His mother Masia was sent home from a clinic near their home in Swaziland with medicine for a common cold, but his condition only worsened. Eventually, Sipho was diagnosed with a drug-resistant strain of tuberculosis (TB)—and so began an exhausting daily odyssey for him and Masia.
Every day for six months, the pair traveled six kilometers so Sipho could receive a grueling treatment regimen of injections and crushed pills.
Despite recent progress toward addressing childhood TB at the global level, children like Sipho are still misdiagnosed and subject to harsh treatment regimens meant for adults.
- Increased investments in research and development are needed to develop new child-friendly TB diagnostics, drugs, and vaccines. Photo credit: PATH

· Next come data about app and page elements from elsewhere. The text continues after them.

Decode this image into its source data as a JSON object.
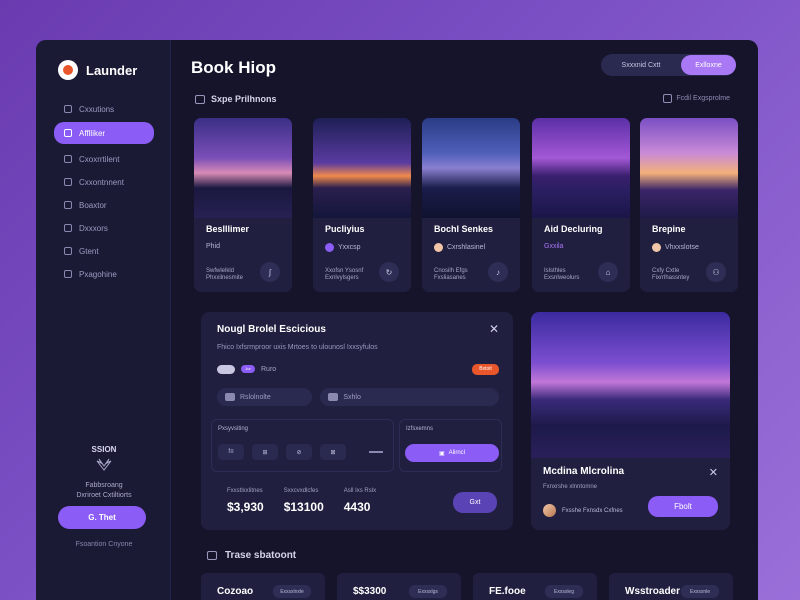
{
  "sidebar": {
    "logo": "Launder",
    "nav": [
      {
        "label": "Cxxutions",
        "icon": "home-icon"
      },
      {
        "label": "Afflliker",
        "icon": "user-icon",
        "active": true
      },
      {
        "label": "Cxoxrrtilent",
        "icon": "calendar-icon"
      },
      {
        "label": "Cxxontnnent",
        "icon": "folder-icon"
      },
      {
        "label": "Boaxtor",
        "icon": "box-icon"
      },
      {
        "label": "Dxxxors",
        "icon": "document-icon"
      },
      {
        "label": "Gtent",
        "icon": "chat-icon"
      },
      {
        "label": "Pxagohine",
        "icon": "settings-icon"
      }
    ],
    "promo_title": "SSION",
    "promo_lines": [
      "Fabbsroang",
      "Dxriroet Cxtiltiorts"
    ],
    "upgrade_label": "G. Thet",
    "footer": "Fsoantion Cnyone"
  },
  "header": {
    "title": "Book Hiop",
    "segment_left": "Sxxxnid Cxtt",
    "segment_right": "Exlloxne"
  },
  "section": {
    "title": "Sxpe Prilhnons",
    "right_label": "Fcdil Exgsprolme"
  },
  "cards": [
    {
      "name": "Beslllimer",
      "tag": "Phid",
      "meta1": "Swfwlelkld",
      "meta2": "Phxxilnesmite",
      "action": "∫",
      "colors": {
        "dot": "#8b5cf6"
      }
    },
    {
      "name": "Pucliyius",
      "tag": "Yxxcsp",
      "meta1": "Xxofsn Ysosnf",
      "meta2": "Exnlvylsgers",
      "action": "↻",
      "colors": {
        "dot": "#8b5cf6"
      }
    },
    {
      "name": "Bochl Senkes",
      "tag": "Cxrshlasinel",
      "meta1": "Cnosilh Efgs",
      "meta2": "Fxsliasanes",
      "action": "♪",
      "colors": {
        "dot": "#f1c6a8"
      }
    },
    {
      "name": "Aid Decluring",
      "tag": "Gxxila",
      "meta1": "Islsthles",
      "meta2": "Exsnlweolurs",
      "action": "⌂",
      "colors": {
        "dot": "#8b5cf6"
      }
    },
    {
      "name": "Brepine",
      "tag": "Vhxxslotse",
      "meta1": "Cxfy Cxtle",
      "meta2": "Fixrrlhassntey",
      "action": "⚇",
      "colors": {
        "dot": "#f1c6a8"
      }
    }
  ],
  "panel": {
    "title": "Nougl Brolel Escicious",
    "subtitle": "Fhico Ixfsrmproor uxis Mrtoes to ulounosl Ixxsyfulos",
    "toggle_pill": "Jur",
    "toggle_label": "Ruro",
    "badge": "Bxtoit",
    "input1": "Rslolnolte",
    "input2": "Sxhlo",
    "box_left_title": "Pxsyvsiting",
    "box_left_icons": [
      "f≡",
      "⊞",
      "⊘",
      "⊠"
    ],
    "box_right_title": "Izfsxemns",
    "box_right_button": "Alirncl",
    "stats": [
      {
        "label": "Fxxstlxxlitnes",
        "value": "$3,930"
      },
      {
        "label": "Sxxcvxdlcfes",
        "value": "$13100"
      },
      {
        "label": "Asll Ixs Rslx",
        "value": "4430"
      }
    ],
    "go_button": "Gxt"
  },
  "feature": {
    "title": "Mcdina Mlcrolina",
    "subtitle": "Fxnxrshe xlnntomne",
    "user": "Fxsshe Fxnsdx Cxfnes",
    "button": "Fbolt"
  },
  "bottom": {
    "title": "Trase sbatoont",
    "items": [
      {
        "value": "Cozoao",
        "pill": "Exxsxlnxle"
      },
      {
        "value": "$$3300",
        "pill": "Exxsxlgs"
      },
      {
        "value": "FE.fooe",
        "pill": "Exxsxleg"
      },
      {
        "value": "Wsstroader",
        "pill": "Exxsxnle"
      }
    ]
  }
}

As an advocate, I am thrilled to see childhood TB receive this attention—the issue gained recognition at international conferences, served as the theme of this year’s World TB Day, and is the subject of new guidelines from the World Health Organization.
But I can’t forget TB takes the lives of 1.4 million people every year—and children remain largely unreached and uncounted. If we want to end TB as a killer of children, we need to do more than just talk. It’s time for action.
Unfortunately, many barriers stand in our way—a lack of political will, inadequate funding for TB programs, and failure to invest in research and development (R&D) for child-friendly diagnostics, drugs, and vaccines.
The standard microscope method available in many high-burden countries to diagnose TB largely isn’t effective in children, few child-friendly TB drugs exist, and the current TB vaccine fails to protect both children and adults against the most common form of the disease.
How do we overcome these challenges? In my opinion, it all comes down to advocacy.
It’s time for civil society, healthcare workers, governments, and the private sector to come together and ensure no child dies from this preventable and treatable disease.
Civil society must mobilize to ensure governments and donors quickly invest additional resources in R&D to create new child-friendly diagnostics, drugs, and vaccines. In addition to R&D investments, we have to ensure new treatments—and better formulations of existing treatments—can reach children as quickly as possible. So donors, the private sector, and regulatory authorities must all work together to clarify the development pathway for childhood TB drugs.
For too long we’ve worked in silos, not communicating with one another. We each have a role to play. We’ve built the momentum, now it’s time to act.
Read the full brief, Children and Tuberculosis: From Neglect to Action, at Action.org and join the #kidsTB #putkids1st conversation on Twitter.
*Names have been changed to ensure confidentiality